→ **MATERIALS PROVIDED**:
* * * * *

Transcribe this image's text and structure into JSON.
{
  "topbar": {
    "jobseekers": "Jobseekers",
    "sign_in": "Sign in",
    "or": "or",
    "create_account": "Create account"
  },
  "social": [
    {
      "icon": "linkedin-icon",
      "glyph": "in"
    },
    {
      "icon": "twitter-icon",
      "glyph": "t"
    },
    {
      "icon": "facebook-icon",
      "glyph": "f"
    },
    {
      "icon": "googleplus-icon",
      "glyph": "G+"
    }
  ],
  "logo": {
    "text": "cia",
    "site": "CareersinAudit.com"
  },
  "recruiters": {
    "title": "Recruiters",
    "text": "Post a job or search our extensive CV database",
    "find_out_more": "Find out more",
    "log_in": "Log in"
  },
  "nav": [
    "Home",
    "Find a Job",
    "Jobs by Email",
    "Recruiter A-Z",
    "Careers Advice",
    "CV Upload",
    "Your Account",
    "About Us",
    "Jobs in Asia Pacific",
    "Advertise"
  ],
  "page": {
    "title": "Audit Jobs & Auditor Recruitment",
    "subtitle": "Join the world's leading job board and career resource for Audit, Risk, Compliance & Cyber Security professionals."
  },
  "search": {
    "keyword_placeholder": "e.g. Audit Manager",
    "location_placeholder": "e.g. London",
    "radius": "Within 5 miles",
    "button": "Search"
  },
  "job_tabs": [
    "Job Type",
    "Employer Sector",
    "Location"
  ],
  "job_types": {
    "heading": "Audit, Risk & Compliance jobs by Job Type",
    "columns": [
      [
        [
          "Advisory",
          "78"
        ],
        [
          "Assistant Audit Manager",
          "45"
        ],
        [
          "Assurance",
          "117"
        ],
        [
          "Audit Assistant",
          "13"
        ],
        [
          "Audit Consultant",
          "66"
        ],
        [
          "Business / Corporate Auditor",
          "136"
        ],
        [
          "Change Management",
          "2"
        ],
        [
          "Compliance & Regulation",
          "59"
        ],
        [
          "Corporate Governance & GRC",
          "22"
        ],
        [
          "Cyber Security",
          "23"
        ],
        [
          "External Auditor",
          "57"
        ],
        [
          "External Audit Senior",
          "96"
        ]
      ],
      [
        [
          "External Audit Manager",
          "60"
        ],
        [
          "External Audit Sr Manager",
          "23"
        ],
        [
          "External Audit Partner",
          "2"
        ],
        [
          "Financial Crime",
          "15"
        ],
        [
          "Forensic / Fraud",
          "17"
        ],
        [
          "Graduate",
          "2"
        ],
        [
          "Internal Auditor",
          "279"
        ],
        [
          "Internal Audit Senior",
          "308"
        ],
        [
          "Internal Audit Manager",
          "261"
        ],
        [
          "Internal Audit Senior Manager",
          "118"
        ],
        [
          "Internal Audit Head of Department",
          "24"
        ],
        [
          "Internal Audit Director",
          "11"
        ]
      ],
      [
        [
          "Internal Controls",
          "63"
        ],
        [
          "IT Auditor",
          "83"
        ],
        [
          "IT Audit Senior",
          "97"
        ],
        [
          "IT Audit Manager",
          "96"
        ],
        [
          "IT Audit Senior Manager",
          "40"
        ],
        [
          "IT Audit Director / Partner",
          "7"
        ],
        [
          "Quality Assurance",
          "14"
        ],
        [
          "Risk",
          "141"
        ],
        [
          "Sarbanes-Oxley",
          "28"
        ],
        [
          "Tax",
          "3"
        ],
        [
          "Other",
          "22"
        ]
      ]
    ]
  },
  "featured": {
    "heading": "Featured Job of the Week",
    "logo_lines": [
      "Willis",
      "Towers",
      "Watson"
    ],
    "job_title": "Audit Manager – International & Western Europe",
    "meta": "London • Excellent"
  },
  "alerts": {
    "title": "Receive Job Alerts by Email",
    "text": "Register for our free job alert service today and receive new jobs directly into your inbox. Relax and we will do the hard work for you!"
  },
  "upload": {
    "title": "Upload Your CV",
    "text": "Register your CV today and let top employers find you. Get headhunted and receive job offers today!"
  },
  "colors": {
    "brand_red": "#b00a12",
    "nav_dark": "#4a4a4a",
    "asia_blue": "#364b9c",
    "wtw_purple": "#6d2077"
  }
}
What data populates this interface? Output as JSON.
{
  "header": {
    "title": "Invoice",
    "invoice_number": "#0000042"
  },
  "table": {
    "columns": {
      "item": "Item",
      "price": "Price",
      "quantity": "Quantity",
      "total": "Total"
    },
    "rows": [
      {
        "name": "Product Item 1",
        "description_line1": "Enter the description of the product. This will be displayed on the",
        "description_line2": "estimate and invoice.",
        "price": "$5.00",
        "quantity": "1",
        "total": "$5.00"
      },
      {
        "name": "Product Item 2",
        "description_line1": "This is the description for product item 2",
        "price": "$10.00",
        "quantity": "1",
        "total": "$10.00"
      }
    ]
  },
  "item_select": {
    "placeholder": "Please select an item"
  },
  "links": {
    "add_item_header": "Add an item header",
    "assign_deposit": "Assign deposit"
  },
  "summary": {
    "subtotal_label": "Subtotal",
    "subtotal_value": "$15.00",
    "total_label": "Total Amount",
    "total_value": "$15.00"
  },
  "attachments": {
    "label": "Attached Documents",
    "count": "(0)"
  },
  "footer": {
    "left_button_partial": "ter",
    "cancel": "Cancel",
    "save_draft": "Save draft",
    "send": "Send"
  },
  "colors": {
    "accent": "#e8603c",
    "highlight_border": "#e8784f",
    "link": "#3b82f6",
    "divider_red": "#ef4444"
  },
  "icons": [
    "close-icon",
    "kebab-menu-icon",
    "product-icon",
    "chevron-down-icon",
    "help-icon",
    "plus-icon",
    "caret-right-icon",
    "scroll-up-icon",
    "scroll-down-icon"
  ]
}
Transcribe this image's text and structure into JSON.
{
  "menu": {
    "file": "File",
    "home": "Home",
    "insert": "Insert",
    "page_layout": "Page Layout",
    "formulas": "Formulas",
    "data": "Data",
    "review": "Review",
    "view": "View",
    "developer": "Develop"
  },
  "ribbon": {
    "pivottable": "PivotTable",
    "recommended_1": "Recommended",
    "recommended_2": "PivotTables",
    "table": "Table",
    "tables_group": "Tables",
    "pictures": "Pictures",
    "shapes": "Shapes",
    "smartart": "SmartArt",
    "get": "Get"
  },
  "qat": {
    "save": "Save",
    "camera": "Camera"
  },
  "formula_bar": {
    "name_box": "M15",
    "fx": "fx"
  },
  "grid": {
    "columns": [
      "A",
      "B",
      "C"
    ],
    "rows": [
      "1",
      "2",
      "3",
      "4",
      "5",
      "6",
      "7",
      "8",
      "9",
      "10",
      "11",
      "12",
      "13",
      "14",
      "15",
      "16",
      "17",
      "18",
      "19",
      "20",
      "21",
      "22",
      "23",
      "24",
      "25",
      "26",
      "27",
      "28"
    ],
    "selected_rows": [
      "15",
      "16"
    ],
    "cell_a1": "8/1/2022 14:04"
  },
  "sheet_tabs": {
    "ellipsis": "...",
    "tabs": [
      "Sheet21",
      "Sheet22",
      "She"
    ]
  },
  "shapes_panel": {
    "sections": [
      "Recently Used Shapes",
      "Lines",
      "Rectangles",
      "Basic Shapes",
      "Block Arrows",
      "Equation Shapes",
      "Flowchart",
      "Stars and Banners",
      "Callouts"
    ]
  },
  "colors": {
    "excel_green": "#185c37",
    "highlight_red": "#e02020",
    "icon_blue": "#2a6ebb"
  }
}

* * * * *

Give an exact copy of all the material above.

Transcribe this image's text and structure into JSON.
{
  "topbar": {
    "jobseekers": "Jobseekers",
    "sign_in": "Sign in",
    "or": "or",
    "create_account": "Create account"
  },
  "social": [
    {
      "icon": "linkedin-icon",
      "glyph": "in"
    },
    {
      "icon": "twitter-icon",
      "glyph": "t"
    },
    {
      "icon": "facebook-icon",
      "glyph": "f"
    },
    {
      "icon": "googleplus-icon",
      "glyph": "G+"
    }
  ],
  "logo": {
    "text": "cia",
    "site": "CareersinAudit.com"
  },
  "recruiters": {
    "title": "Recruiters",
    "text": "Post a job or search our extensive CV database",
    "find_out_more": "Find out more",
    "log_in": "Log in"
  },
  "nav": [
    "Home",
    "Find a Job",
    "Jobs by Email",
    "Recruiter A-Z",
    "Careers Advice",
    "CV Upload",
    "Your Account",
    "About Us",
    "Jobs in Asia Pacific",
    "Advertise"
  ],
  "page": {
    "title": "Audit Jobs & Auditor Recruitment",
    "subtitle": "Join the world's leading job board and career resource for Audit, Risk, Compliance & Cyber Security professionals."
  },
  "search": {
    "keyword_placeholder": "e.g. Audit Manager",
    "location_placeholder": "e.g. London",
    "radius": "Within 5 miles",
    "button": "Search"
  },
  "job_tabs": [
    "Job Type",
    "Employer Sector",
    "Location"
  ],
  "job_types": {
    "heading": "Audit, Risk & Compliance jobs by Job Type",
    "columns": [
      [
        [
          "Advisory",
          "78"
        ],
        [
          "Assistant Audit Manager",
          "45"
        ],
        [
          "Assurance",
          "117"
        ],
        [
          "Audit Assistant",
          "13"
        ],
        [
          "Audit Consultant",
          "66"
        ],
        [
          "Business / Corporate Auditor",
          "136"
        ],
        [
          "Change Management",
          "2"
        ],
        [
          "Compliance & Regulation",
          "59"
        ],
        [
          "Corporate Governance & GRC",
          "22"
        ],
        [
          "Cyber Security",
          "23"
        ],
        [
          "External Auditor",
          "57"
        ],
        [
          "External Audit Senior",
          "96"
        ]
      ],
      [
        [
          "External Audit Manager",
          "60"
        ],
        [
          "External Audit Sr Manager",
          "23"
        ],
        [
          "External Audit Partner",
          "2"
        ],
        [
          "Financial Crime",
          "15"
        ],
        [
          "Forensic / Fraud",
          "17"
        ],
        [
          "Graduate",
          "2"
        ],
        [
          "Internal Auditor",
          "279"
        ],
        [
          "Internal Audit Senior",
          "308"
        ],
        [
          "Internal Audit Manager",
          "261"
        ],
        [
          "Internal Audit Senior Manager",
          "118"
        ],
        [
          "Internal Audit Head of Department",
          "24"
        ],
        [
          "Internal Audit Director",
          "11"
        ]
      ],
      [
        [
          "Internal Controls",
          "63"
        ],
        [
          "IT Auditor",
          "83"
        ],
        [
          "IT Audit Senior",
          "97"
        ],
        [
          "IT Audit Manager",
          "96"
        ],
        [
          "IT Audit Senior Manager",
          "40"
        ],
        [
          "IT Audit Director / Partner",
          "7"
        ],
        [
          "Quality Assurance",
          "14"
        ],
        [
          "Risk",
          "141"
        ],
        [
          "Sarbanes-Oxley",
          "28"
        ],
        [
          "Tax",
          "3"
        ],
        [
          "Other",
          "22"
        ]
      ]
    ]
  },
  "featured": {
    "heading": "Featured Job of the Week",
    "logo_lines": [
      "Willis",
      "Towers",
      "Watson"
    ],
    "job_title": "Audit Manager – International & Western Europe",
    "meta": "London • Excellent"
  },
  "alerts": {
    "title": "Receive Job Alerts by Email",
    "text": "Register for our free job alert service today and receive new jobs directly into your inbox. Relax and we will do the hard work for you!"
  },
  "upload": {
    "title": "Upload Your CV",
    "text": "Register your CV today and let top employers find you. Get headhunted and receive job offers today!"
  },
  "colors": {
    "brand_red": "#b00a12",
    "nav_dark": "#4a4a4a",
    "asia_blue": "#364b9c",
    "wtw_purple": "#6d2077"
  }
}
What data populates this interface? Output as JSON.
{
  "header": {
    "title": "Invoice",
    "invoice_number": "#0000042"
  },
  "table": {
    "columns": {
      "item": "Item",
      "price": "Price",
      "quantity": "Quantity",
      "total": "Total"
    },
    "rows": [
      {
        "name": "Product Item 1",
        "description_line1": "Enter the description of the product. This will be displayed on the",
        "description_line2": "estimate and invoice.",
        "price": "$5.00",
        "quantity": "1",
        "total": "$5.00"
      },
      {
        "name": "Product Item 2",
        "description_line1": "This is the description for product item 2",
        "price": "$10.00",
        "quantity": "1",
        "total": "$10.00"
      }
    ]
  },
  "item_select": {
    "placeholder": "Please select an item"
  },
  "links": {
    "add_item_header": "Add an item header",
    "assign_deposit": "Assign deposit"
  },
  "summary": {
    "subtotal_label": "Subtotal",
    "subtotal_value": "$15.00",
    "total_label": "Total Amount",
    "total_value": "$15.00"
  },
  "attachments": {
    "label": "Attached Documents",
    "count": "(0)"
  },
  "footer": {
    "left_button_partial": "ter",
    "cancel": "Cancel",
    "save_draft": "Save draft",
    "send": "Send"
  },
  "colors": {
    "accent": "#e8603c",
    "highlight_border": "#e8784f",
    "link": "#3b82f6",
    "divider_red": "#ef4444"
  },
  "icons": [
    "close-icon",
    "kebab-menu-icon",
    "product-icon",
    "chevron-down-icon",
    "help-icon",
    "plus-icon",
    "caret-right-icon",
    "scroll-up-icon",
    "scroll-down-icon"
  ]
}
Transcribe this image's text and structure into JSON.
{
  "menu": {
    "file": "File",
    "home": "Home",
    "insert": "Insert",
    "page_layout": "Page Layout",
    "formulas": "Formulas",
    "data": "Data",
    "review": "Review",
    "view": "View",
    "developer": "Develop"
  },
  "ribbon": {
    "pivottable": "PivotTable",
    "recommended_1": "Recommended",
    "recommended_2": "PivotTables",
    "table": "Table",
    "tables_group": "Tables",
    "pictures": "Pictures",
    "shapes": "Shapes",
    "smartart": "SmartArt",
    "get": "Get"
  },
  "qat": {
    "save": "Save",
    "camera": "Camera"
  },
  "formula_bar": {
    "name_box": "M15",
    "fx": "fx"
  },
  "grid": {
    "columns": [
      "A",
      "B",
      "C"
    ],
    "rows": [
      "1",
      "2",
      "3",
      "4",
      "5",
      "6",
      "7",
      "8",
      "9",
      "10",
      "11",
      "12",
      "13",
      "14",
      "15",
      "16",
      "17",
      "18",
      "19",
      "20",
      "21",
      "22",
      "23",
      "24",
      "25",
      "26",
      "27",
      "28"
    ],
    "selected_rows": [
      "15",
      "16"
    ],
    "cell_a1": "8/1/2022 14:04"
  },
  "sheet_tabs": {
    "ellipsis": "...",
    "tabs": [
      "Sheet21",
      "Sheet22",
      "She"
    ]
  },
  "shapes_panel": {
    "sections": [
      "Recently Used Shapes",
      "Lines",
      "Rectangles",
      "Basic Shapes",
      "Block Arrows",
      "Equation Shapes",
      "Flowchart",
      "Stars and Banners",
      "Callouts"
    ]
  },
  "colors": {
    "excel_green": "#185c37",
    "highlight_red": "#e02020",
    "icon_blue": "#2a6ebb"
  }
}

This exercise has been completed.